## Required work:
Report how many lines below contain the word "Project". Write only that number.

## Excerpted data:

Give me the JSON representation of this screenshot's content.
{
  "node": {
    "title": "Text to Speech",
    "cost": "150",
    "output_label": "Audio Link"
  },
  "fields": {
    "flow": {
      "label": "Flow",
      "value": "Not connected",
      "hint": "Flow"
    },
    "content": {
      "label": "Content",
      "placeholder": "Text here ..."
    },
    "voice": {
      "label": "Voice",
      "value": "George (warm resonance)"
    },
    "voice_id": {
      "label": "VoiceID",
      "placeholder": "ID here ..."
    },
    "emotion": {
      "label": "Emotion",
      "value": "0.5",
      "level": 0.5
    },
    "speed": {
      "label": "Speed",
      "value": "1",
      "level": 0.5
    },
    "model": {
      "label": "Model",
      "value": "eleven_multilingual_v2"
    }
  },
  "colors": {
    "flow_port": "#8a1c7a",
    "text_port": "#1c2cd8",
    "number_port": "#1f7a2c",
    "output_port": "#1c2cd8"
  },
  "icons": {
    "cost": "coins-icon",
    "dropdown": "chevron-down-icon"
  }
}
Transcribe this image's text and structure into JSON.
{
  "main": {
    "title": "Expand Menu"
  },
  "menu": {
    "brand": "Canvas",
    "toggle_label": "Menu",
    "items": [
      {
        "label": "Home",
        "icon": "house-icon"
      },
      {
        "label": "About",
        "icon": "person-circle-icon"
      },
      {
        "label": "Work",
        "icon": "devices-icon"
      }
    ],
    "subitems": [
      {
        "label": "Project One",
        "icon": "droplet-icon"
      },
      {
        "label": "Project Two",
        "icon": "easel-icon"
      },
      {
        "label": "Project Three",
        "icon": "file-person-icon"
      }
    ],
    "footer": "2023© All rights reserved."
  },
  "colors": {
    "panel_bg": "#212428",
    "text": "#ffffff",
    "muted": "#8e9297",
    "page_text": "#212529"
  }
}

## Exercise response:
3